> [Work to complete]: From the first line to the last, retype the data below exactly.

□ □ □ □

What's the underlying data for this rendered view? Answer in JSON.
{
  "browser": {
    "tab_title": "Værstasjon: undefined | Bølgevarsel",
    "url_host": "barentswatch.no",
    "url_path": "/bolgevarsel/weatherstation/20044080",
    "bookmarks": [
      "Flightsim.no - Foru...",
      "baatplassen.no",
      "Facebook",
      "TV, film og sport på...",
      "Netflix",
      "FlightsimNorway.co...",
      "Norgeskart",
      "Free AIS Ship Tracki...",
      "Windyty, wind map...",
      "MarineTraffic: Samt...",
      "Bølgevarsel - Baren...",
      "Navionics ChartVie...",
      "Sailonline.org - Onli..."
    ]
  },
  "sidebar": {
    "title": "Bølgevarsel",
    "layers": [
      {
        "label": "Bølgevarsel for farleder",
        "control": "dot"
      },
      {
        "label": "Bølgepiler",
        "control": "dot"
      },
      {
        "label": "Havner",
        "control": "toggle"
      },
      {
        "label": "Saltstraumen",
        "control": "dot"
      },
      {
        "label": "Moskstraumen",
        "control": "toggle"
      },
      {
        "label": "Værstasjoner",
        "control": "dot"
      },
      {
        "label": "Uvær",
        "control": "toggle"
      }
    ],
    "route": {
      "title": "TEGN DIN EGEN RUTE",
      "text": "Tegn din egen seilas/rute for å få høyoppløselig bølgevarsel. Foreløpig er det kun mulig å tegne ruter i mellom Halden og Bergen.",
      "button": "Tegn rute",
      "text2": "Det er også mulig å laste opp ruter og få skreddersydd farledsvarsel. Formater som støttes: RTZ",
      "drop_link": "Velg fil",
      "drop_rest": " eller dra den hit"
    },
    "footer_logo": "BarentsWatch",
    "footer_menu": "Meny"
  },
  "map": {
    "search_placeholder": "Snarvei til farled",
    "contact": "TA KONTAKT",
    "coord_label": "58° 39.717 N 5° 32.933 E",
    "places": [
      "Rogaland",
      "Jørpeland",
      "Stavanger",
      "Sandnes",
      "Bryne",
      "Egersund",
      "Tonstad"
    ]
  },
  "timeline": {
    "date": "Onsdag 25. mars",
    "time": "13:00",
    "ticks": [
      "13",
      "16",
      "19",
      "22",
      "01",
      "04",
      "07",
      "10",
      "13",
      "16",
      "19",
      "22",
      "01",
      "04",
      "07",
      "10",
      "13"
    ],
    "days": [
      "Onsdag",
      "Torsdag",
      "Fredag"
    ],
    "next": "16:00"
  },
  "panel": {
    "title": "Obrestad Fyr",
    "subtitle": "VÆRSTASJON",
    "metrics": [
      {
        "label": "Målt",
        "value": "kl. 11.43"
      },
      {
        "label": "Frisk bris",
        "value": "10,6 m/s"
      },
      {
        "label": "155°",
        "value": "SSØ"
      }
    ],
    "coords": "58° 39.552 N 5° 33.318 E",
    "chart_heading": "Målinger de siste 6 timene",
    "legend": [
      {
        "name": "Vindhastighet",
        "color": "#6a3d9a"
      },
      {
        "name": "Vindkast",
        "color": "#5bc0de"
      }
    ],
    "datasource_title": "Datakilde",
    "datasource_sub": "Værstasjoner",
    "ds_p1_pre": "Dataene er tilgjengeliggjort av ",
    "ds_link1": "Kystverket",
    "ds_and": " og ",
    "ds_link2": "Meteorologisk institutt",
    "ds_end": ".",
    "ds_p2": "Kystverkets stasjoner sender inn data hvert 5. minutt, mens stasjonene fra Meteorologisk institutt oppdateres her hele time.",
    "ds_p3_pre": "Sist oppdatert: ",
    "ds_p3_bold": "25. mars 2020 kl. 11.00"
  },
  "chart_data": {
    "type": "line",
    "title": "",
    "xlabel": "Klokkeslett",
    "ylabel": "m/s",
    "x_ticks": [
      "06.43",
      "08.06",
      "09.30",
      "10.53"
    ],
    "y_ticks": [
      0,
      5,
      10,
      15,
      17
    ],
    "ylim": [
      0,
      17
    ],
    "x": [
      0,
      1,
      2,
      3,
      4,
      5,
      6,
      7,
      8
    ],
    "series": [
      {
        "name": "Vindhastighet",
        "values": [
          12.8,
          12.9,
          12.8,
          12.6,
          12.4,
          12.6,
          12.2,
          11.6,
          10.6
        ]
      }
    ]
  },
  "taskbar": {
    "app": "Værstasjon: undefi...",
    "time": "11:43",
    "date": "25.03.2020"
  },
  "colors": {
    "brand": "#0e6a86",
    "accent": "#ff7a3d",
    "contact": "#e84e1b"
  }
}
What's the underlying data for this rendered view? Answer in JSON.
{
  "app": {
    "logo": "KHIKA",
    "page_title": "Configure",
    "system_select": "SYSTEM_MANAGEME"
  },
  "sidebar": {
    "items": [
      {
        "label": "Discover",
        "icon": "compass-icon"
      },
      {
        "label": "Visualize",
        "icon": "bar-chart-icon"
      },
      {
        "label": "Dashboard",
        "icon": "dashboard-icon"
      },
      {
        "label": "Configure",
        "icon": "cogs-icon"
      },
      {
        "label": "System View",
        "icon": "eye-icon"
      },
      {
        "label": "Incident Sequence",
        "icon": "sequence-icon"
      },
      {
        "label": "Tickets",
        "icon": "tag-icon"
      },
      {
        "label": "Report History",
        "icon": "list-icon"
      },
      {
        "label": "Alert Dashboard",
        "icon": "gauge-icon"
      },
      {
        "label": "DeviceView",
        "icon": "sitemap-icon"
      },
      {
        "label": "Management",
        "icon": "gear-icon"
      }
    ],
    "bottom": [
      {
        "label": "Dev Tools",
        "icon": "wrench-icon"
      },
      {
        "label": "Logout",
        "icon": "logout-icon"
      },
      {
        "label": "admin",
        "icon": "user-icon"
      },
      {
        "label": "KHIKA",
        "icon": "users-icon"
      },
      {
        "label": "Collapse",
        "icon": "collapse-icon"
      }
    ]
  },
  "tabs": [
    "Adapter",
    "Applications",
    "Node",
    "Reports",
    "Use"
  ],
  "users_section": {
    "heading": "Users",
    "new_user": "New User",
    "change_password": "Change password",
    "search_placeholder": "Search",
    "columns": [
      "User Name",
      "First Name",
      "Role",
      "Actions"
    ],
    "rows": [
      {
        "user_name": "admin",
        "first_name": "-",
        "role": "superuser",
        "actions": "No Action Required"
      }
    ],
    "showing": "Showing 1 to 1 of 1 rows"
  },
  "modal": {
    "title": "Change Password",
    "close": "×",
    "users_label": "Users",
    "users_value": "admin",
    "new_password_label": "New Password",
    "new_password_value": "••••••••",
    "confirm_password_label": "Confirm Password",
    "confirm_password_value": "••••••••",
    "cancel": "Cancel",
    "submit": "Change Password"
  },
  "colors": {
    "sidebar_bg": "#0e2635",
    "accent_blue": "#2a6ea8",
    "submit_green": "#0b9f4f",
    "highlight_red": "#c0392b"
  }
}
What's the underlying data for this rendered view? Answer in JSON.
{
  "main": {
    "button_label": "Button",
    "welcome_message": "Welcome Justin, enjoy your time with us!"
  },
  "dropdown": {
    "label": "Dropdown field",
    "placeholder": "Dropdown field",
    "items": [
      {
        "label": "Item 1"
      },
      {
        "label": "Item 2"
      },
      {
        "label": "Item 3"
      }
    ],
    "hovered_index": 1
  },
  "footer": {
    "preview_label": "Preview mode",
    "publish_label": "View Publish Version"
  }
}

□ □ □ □

> [Output for this task]:
What's the underlying data for this rendered view? Answer in JSON.
{
  "browser": {
    "tab_title": "Værstasjon: undefined | Bølgevarsel",
    "url_host": "barentswatch.no",
    "url_path": "/bolgevarsel/weatherstation/20044080",
    "bookmarks": [
      "Flightsim.no - Foru...",
      "baatplassen.no",
      "Facebook",
      "TV, film og sport på...",
      "Netflix",
      "FlightsimNorway.co...",
      "Norgeskart",
      "Free AIS Ship Tracki...",
      "Windyty, wind map...",
      "MarineTraffic: Samt...",
      "Bølgevarsel - Baren...",
      "Navionics ChartVie...",
      "Sailonline.org - Onli..."
    ]
  },
  "sidebar": {
    "title": "Bølgevarsel",
    "layers": [
      {
        "label": "Bølgevarsel for farleder",
        "control": "dot"
      },
      {
        "label": "Bølgepiler",
        "control": "dot"
      },
      {
        "label": "Havner",
        "control": "toggle"
      },
      {
        "label": "Saltstraumen",
        "control": "dot"
      },
      {
        "label": "Moskstraumen",
        "control": "toggle"
      },
      {
        "label": "Værstasjoner",
        "control": "dot"
      },
      {
        "label": "Uvær",
        "control": "toggle"
      }
    ],
    "route": {
      "title": "TEGN DIN EGEN RUTE",
      "text": "Tegn din egen seilas/rute for å få høyoppløselig bølgevarsel. Foreløpig er det kun mulig å tegne ruter i mellom Halden og Bergen.",
      "button": "Tegn rute",
      "text2": "Det er også mulig å laste opp ruter og få skreddersydd farledsvarsel. Formater som støttes: RTZ",
      "drop_link": "Velg fil",
      "drop_rest": " eller dra den hit"
    },
    "footer_logo": "BarentsWatch",
    "footer_menu": "Meny"
  },
  "map": {
    "search_placeholder": "Snarvei til farled",
    "contact": "TA KONTAKT",
    "coord_label": "58° 39.717 N 5° 32.933 E",
    "places": [
      "Rogaland",
      "Jørpeland",
      "Stavanger",
      "Sandnes",
      "Bryne",
      "Egersund",
      "Tonstad"
    ]
  },
  "timeline": {
    "date": "Onsdag 25. mars",
    "time": "13:00",
    "ticks": [
      "13",
      "16",
      "19",
      "22",
      "01",
      "04",
      "07",
      "10",
      "13",
      "16",
      "19",
      "22",
      "01",
      "04",
      "07",
      "10",
      "13"
    ],
    "days": [
      "Onsdag",
      "Torsdag",
      "Fredag"
    ],
    "next": "16:00"
  },
  "panel": {
    "title": "Obrestad Fyr",
    "subtitle": "VÆRSTASJON",
    "metrics": [
      {
        "label": "Målt",
        "value": "kl. 11.43"
      },
      {
        "label": "Frisk bris",
        "value": "10,6 m/s"
      },
      {
        "label": "155°",
        "value": "SSØ"
      }
    ],
    "coords": "58° 39.552 N 5° 33.318 E",
    "chart_heading": "Målinger de siste 6 timene",
    "legend": [
      {
        "name": "Vindhastighet",
        "color": "#6a3d9a"
      },
      {
        "name": "Vindkast",
        "color": "#5bc0de"
      }
    ],
    "datasource_title": "Datakilde",
    "datasource_sub": "Værstasjoner",
    "ds_p1_pre": "Dataene er tilgjengeliggjort av ",
    "ds_link1": "Kystverket",
    "ds_and": " og ",
    "ds_link2": "Meteorologisk institutt",
    "ds_end": ".",
    "ds_p2": "Kystverkets stasjoner sender inn data hvert 5. minutt, mens stasjonene fra Meteorologisk institutt oppdateres her hele time.",
    "ds_p3_pre": "Sist oppdatert: ",
    "ds_p3_bold": "25. mars 2020 kl. 11.00"
  },
  "chart_data": {
    "type": "line",
    "title": "",
    "xlabel": "Klokkeslett",
    "ylabel": "m/s",
    "x_ticks": [
      "06.43",
      "08.06",
      "09.30",
      "10.53"
    ],
    "y_ticks": [
      0,
      5,
      10,
      15,
      17
    ],
    "ylim": [
      0,
      17
    ],
    "x": [
      0,
      1,
      2,
      3,
      4,
      5,
      6,
      7,
      8
    ],
    "series": [
      {
        "name": "Vindhastighet",
        "values": [
          12.8,
          12.9,
          12.8,
          12.6,
          12.4,
          12.6,
          12.2,
          11.6,
          10.6
        ]
      }
    ]
  },
  "taskbar": {
    "app": "Værstasjon: undefi...",
    "time": "11:43",
    "date": "25.03.2020"
  },
  "colors": {
    "brand": "#0e6a86",
    "accent": "#ff7a3d",
    "contact": "#e84e1b"
  }
}
What's the underlying data for this rendered view? Answer in JSON.
{
  "app": {
    "logo": "KHIKA",
    "page_title": "Configure",
    "system_select": "SYSTEM_MANAGEME"
  },
  "sidebar": {
    "items": [
      {
        "label": "Discover",
        "icon": "compass-icon"
      },
      {
        "label": "Visualize",
        "icon": "bar-chart-icon"
      },
      {
        "label": "Dashboard",
        "icon": "dashboard-icon"
      },
      {
        "label": "Configure",
        "icon": "cogs-icon"
      },
      {
        "label": "System View",
        "icon": "eye-icon"
      },
      {
        "label": "Incident Sequence",
        "icon": "sequence-icon"
      },
      {
        "label": "Tickets",
        "icon": "tag-icon"
      },
      {
        "label": "Report History",
        "icon": "list-icon"
      },
      {
        "label": "Alert Dashboard",
        "icon": "gauge-icon"
      },
      {
        "label": "DeviceView",
        "icon": "sitemap-icon"
      },
      {
        "label": "Management",
        "icon": "gear-icon"
      }
    ],
    "bottom": [
      {
        "label": "Dev Tools",
        "icon": "wrench-icon"
      },
      {
        "label": "Logout",
        "icon": "logout-icon"
      },
      {
        "label": "admin",
        "icon": "user-icon"
      },
      {
        "label": "KHIKA",
        "icon": "users-icon"
      },
      {
        "label": "Collapse",
        "icon": "collapse-icon"
      }
    ]
  },
  "tabs": [
    "Adapter",
    "Applications",
    "Node",
    "Reports",
    "Use"
  ],
  "users_section": {
    "heading": "Users",
    "new_user": "New User",
    "change_password": "Change password",
    "search_placeholder": "Search",
    "columns": [
      "User Name",
      "First Name",
      "Role",
      "Actions"
    ],
    "rows": [
      {
        "user_name": "admin",
        "first_name": "-",
        "role": "superuser",
        "actions": "No Action Required"
      }
    ],
    "showing": "Showing 1 to 1 of 1 rows"
  },
  "modal": {
    "title": "Change Password",
    "close": "×",
    "users_label": "Users",
    "users_value": "admin",
    "new_password_label": "New Password",
    "new_password_value": "••••••••",
    "confirm_password_label": "Confirm Password",
    "confirm_password_value": "••••••••",
    "cancel": "Cancel",
    "submit": "Change Password"
  },
  "colors": {
    "sidebar_bg": "#0e2635",
    "accent_blue": "#2a6ea8",
    "submit_green": "#0b9f4f",
    "highlight_red": "#c0392b"
  }
}
What's the underlying data for this rendered view? Answer in JSON.
{
  "main": {
    "button_label": "Button",
    "welcome_message": "Welcome Justin, enjoy your time with us!"
  },
  "dropdown": {
    "label": "Dropdown field",
    "placeholder": "Dropdown field",
    "items": [
      {
        "label": "Item 1"
      },
      {
        "label": "Item 2"
      },
      {
        "label": "Item 3"
      }
    ],
    "hovered_index": 1
  },
  "footer": {
    "preview_label": "Preview mode",
    "publish_label": "View Publish Version"
  }
}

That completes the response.